Picture this: you’re hungry to learn Forex trading and champing at the bit to get started. Then, a trading veteran tells you that you can still make a mint at the end of the year even if you lose 70 per cent of your trades.
Quite a lot of Forex newbies would either laugh this off as an eccentricity or feel a twinge of panic rising about the realities of trading. Yet there may be more sense in it than first impressions suggest, and a professional boxing megastar like Mike Tyson can exemplify why this is so.
Tyson became a world champion when he was just 18 years old. In his prime, he was to the boxing world a (distinctly scarier) version of George Soros in the trading world.
But beneath his seeming invincibility, he was subject to an ineluctable truth about boxing contests: no matter how talented, driven and agile he and other top champs may be, no matter how inexhaustible their stamina seems, it’s well-nigh impossible for them to avoid taking a number of hits from their opponents in every boxing match.
For Tyson, that was OK. He didn’t panic, and he rarely flew into a rage (was that ear-biting incident anger or just grim pantomime?). Like all pros, he worked a strategy for each opponent long before stepping into the ring.

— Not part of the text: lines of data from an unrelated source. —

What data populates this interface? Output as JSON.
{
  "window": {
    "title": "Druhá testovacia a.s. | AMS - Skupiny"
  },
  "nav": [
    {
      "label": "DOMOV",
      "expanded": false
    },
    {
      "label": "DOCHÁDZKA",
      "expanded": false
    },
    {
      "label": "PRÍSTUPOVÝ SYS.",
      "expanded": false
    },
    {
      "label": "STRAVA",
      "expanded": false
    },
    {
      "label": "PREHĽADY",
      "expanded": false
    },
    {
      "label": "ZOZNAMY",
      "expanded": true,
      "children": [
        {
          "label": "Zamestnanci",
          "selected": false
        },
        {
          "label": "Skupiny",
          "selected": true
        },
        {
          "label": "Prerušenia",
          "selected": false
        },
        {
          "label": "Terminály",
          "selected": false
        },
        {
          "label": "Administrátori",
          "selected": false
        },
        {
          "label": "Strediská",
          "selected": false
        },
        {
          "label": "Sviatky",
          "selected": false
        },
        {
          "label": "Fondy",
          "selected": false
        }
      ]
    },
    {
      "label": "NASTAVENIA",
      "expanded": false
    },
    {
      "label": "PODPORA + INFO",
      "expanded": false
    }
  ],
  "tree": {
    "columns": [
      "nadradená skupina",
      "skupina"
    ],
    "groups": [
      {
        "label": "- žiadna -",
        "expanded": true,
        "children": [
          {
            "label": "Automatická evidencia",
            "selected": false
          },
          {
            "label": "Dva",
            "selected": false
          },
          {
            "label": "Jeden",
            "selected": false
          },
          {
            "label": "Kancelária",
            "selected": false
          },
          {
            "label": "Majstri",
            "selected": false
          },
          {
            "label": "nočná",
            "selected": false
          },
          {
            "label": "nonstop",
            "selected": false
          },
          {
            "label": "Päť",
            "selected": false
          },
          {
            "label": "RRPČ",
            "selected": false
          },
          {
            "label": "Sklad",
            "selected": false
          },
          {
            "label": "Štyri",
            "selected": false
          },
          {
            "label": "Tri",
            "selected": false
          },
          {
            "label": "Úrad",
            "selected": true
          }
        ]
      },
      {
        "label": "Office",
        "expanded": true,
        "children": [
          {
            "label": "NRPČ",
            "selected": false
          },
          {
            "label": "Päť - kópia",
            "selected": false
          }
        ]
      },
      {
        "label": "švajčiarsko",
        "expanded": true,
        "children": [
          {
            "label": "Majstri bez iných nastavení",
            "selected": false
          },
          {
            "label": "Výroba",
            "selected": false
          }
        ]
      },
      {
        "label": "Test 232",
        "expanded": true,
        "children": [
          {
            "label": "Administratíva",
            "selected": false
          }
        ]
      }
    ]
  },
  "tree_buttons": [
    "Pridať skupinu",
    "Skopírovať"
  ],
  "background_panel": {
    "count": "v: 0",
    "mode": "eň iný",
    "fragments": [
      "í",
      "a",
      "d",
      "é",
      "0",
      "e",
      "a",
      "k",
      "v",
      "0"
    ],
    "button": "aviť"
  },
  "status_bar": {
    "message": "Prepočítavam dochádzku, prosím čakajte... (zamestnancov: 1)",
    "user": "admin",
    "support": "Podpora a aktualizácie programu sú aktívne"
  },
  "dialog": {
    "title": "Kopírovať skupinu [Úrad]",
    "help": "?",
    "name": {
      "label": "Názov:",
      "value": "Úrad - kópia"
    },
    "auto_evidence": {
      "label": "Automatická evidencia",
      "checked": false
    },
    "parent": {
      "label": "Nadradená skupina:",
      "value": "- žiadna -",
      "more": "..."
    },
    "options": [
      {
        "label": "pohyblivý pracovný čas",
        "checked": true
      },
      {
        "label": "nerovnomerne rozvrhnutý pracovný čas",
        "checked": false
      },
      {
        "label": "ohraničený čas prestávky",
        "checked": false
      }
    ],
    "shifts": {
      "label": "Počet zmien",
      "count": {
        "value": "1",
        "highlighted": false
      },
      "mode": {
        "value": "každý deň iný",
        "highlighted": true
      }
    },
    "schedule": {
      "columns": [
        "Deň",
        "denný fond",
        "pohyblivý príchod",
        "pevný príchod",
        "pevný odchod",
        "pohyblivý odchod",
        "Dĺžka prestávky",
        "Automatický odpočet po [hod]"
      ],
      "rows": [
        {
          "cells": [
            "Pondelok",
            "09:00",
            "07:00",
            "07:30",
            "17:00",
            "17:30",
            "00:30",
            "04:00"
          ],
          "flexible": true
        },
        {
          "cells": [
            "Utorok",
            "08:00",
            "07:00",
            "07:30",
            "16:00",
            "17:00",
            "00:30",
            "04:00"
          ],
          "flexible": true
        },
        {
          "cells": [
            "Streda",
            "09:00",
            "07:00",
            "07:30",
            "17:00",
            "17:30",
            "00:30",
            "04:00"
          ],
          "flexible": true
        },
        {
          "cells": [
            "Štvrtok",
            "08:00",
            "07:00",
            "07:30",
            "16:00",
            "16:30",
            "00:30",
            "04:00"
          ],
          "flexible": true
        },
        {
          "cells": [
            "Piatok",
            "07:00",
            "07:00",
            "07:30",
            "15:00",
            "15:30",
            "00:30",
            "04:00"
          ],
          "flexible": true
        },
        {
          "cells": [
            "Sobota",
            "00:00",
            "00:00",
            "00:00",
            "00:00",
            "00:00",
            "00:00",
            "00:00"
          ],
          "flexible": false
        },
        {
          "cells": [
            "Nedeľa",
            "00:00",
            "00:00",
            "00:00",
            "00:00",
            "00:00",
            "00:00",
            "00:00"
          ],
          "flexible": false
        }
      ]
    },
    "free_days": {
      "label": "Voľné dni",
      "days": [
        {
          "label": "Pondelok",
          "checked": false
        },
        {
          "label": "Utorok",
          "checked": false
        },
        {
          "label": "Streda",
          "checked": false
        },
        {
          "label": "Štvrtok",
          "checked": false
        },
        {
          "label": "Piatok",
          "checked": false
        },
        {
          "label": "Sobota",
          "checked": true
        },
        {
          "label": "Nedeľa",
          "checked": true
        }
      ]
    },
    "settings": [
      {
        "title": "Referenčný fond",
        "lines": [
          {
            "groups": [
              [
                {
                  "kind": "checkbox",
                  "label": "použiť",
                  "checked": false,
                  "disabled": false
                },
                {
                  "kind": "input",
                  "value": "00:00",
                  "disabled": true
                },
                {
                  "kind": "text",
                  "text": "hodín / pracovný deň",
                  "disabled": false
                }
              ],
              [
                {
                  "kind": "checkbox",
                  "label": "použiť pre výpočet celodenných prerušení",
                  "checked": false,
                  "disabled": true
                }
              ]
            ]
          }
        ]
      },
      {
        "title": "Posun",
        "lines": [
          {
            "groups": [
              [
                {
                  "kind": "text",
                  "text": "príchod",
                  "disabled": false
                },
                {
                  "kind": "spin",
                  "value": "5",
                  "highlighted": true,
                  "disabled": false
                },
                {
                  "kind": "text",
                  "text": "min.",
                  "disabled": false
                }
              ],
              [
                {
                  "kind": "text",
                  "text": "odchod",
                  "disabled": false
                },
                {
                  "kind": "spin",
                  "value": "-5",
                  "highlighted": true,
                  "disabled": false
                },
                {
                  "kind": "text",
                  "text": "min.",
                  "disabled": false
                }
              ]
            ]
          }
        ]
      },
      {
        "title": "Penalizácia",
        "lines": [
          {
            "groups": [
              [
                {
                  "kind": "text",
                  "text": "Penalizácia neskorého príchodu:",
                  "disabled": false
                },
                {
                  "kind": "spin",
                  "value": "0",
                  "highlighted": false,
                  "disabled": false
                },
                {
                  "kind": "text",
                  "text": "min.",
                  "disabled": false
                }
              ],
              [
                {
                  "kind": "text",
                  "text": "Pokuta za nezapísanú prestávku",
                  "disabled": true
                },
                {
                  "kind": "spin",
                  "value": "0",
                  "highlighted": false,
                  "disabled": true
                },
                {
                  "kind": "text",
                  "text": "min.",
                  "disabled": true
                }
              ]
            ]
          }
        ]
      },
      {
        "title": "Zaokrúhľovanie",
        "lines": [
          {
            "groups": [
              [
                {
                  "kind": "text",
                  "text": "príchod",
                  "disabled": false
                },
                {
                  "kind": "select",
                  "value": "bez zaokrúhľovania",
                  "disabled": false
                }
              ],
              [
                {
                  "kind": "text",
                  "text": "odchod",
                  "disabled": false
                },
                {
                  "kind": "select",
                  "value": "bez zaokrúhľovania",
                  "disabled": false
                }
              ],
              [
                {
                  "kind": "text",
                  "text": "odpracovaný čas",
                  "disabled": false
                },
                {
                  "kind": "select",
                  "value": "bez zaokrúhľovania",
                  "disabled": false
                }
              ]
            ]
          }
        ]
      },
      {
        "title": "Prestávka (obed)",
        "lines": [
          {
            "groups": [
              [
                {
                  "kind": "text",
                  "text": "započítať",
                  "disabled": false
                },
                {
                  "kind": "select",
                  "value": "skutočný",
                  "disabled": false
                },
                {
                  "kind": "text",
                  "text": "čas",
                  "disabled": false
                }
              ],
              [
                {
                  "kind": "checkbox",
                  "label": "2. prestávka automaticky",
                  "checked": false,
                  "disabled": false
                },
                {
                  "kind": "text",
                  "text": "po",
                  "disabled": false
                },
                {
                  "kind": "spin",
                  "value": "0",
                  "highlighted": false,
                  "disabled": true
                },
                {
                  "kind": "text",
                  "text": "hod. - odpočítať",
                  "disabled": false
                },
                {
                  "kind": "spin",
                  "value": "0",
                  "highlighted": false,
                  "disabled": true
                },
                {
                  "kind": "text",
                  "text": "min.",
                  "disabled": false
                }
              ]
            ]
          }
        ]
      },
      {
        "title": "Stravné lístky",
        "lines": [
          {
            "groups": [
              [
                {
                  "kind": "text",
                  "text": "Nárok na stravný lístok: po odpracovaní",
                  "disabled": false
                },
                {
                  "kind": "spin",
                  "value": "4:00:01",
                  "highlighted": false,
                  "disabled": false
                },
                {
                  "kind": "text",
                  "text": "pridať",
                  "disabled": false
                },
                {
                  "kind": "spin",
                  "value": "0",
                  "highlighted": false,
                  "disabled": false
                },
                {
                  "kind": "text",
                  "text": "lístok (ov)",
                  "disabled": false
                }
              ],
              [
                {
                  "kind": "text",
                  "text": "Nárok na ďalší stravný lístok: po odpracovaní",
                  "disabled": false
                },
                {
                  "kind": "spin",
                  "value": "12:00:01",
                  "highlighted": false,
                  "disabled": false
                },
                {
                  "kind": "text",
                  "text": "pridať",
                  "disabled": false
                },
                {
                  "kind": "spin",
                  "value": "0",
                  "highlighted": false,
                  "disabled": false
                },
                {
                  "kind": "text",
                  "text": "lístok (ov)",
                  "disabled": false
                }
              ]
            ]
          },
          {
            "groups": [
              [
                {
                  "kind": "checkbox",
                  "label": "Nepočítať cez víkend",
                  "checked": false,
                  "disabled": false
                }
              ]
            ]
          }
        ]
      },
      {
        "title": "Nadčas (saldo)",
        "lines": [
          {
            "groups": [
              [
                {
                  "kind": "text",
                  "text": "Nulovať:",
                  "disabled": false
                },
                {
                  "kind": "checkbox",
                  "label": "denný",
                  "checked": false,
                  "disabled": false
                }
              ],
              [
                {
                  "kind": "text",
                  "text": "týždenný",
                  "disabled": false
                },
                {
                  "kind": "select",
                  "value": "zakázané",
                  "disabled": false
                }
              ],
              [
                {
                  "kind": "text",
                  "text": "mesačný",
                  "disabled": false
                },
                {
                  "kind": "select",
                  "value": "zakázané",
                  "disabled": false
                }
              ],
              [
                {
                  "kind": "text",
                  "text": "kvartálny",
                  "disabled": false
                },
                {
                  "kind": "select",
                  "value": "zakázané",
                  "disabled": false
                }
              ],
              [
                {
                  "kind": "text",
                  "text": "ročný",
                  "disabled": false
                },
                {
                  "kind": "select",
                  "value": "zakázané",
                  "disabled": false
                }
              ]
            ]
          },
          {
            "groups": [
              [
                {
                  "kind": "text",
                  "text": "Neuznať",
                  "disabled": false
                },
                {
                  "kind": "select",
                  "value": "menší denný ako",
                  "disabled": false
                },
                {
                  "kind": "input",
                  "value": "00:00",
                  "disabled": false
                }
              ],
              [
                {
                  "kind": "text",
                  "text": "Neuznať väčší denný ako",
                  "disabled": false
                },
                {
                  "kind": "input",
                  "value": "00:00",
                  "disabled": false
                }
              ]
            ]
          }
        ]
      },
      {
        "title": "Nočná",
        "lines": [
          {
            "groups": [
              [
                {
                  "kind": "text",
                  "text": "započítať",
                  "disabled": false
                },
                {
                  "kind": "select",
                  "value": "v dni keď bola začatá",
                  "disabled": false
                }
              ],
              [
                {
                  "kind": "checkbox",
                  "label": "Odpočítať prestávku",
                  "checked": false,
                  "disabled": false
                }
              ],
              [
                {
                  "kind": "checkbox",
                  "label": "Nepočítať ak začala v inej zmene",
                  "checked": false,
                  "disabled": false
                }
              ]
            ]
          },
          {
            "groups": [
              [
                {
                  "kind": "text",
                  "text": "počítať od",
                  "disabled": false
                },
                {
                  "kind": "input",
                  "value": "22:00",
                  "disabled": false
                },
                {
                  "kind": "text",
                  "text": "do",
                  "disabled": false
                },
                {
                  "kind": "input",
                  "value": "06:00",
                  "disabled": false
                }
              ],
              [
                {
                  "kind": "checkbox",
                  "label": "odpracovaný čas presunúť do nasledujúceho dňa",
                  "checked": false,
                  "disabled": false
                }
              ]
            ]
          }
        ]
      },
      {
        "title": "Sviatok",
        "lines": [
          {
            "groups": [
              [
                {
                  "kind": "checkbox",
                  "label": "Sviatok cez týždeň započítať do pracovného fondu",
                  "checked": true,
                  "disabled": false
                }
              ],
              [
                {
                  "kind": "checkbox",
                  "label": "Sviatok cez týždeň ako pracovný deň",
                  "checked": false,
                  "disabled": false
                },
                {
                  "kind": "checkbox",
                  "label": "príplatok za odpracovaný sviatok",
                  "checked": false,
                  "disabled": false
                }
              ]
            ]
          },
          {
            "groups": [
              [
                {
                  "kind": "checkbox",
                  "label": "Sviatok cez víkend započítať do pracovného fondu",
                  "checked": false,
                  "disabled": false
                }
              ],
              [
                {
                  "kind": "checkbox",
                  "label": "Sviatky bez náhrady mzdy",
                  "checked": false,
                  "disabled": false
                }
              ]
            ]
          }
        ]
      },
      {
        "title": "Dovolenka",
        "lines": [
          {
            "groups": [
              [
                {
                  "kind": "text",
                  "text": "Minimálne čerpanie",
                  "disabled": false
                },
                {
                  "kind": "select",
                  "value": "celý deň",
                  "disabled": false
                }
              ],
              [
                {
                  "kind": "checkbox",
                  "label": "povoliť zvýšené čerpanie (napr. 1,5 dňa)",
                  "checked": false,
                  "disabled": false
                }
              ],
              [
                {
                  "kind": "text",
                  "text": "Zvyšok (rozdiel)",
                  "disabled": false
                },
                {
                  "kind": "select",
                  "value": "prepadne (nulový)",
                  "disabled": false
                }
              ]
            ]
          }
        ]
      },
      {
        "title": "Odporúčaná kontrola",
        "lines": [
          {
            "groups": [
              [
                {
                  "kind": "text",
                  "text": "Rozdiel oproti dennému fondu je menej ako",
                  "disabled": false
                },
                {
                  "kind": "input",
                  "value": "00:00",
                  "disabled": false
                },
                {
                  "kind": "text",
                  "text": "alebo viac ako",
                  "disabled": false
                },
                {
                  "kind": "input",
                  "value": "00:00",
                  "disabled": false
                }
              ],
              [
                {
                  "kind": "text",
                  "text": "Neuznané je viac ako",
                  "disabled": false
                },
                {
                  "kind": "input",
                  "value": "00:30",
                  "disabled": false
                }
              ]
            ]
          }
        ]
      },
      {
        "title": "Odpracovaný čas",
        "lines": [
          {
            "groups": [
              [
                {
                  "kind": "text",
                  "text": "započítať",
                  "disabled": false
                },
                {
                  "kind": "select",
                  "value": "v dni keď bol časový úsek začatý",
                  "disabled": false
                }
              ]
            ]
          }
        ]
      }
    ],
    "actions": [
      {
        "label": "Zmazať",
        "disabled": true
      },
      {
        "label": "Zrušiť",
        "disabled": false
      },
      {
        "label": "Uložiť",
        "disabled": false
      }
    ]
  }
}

That’s where the analogy with Forex comes into play. As with boxing, you can’t trade without taking a few punches (i.e., losing some trades). What matters are your Forex trading strategies for minimising risk and loss, maximising gain and protecting your investment.
A few Forex training tips that might be the equivalent of a boxer’s pre-match training:
- Never trade without using protective stops on each occasion. Let your winners ride, but cut your losses short.
- Don’t put more than 3-5 per cent of your capital on a single trade.
- For rookies especially, stick to a risk-reward of 2-1 (i.e. aim for a £1000 profit when you risk £500).